*TASK ITEM:*
Among the records below, find the lines that contain "label" and copy each of them.

+++ DATA IN THIS EXERCISE +++

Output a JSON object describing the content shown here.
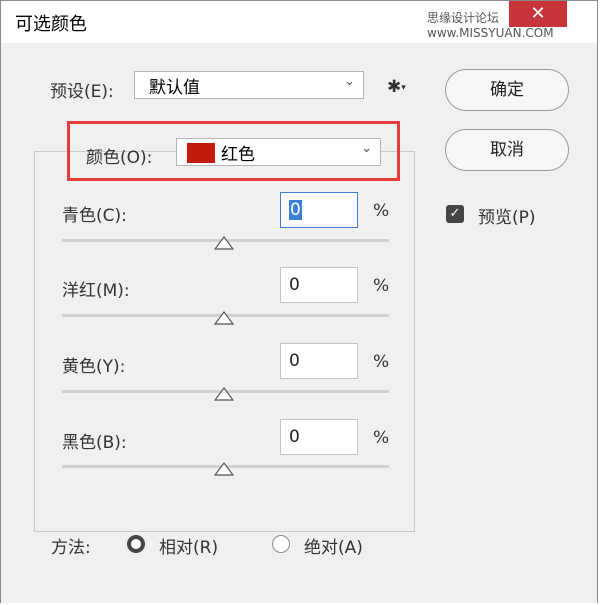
{
  "window": {
    "title": "可选颜色",
    "watermark": "思缘设计论坛 www.MISSYUAN.COM"
  },
  "close_glyph": "✕",
  "preset": {
    "label": "预设(E):",
    "value": "默认值"
  },
  "gear_glyph": "✱",
  "buttons": {
    "ok": "确定",
    "cancel": "取消"
  },
  "colors": {
    "label": "颜色(O):",
    "value": "红色",
    "swatch_color": "#c21a0c"
  },
  "sliders": [
    {
      "label": "青色(C):",
      "value": "0",
      "unit": "%"
    },
    {
      "label": "洋红(M):",
      "value": "0",
      "unit": "%"
    },
    {
      "label": "黄色(Y):",
      "value": "0",
      "unit": "%"
    },
    {
      "label": "黑色(B):",
      "value": "0",
      "unit": "%"
    }
  ],
  "preview": {
    "label": "预览(P)",
    "checked": true
  },
  "method": {
    "label": "方法:",
    "options": [
      {
        "label": "相对(R)",
        "selected": true
      },
      {
        "label": "绝对(A)",
        "selected": false
      }
    ]
  },
  "accent_color": "#e43b3b"
}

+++

*EXERCISE OUTPUT:*
    "label": "预设(E):",
    "label": "颜色(O):",
      "label": "青色(C):",
      "label": "洋红(M):",
      "label": "黄色(Y):",
      "label": "黑色(B):",
    "label": "预览(P)",
    "label": "方法:",
        "label": "相对(R)",
        "label": "绝对(A)",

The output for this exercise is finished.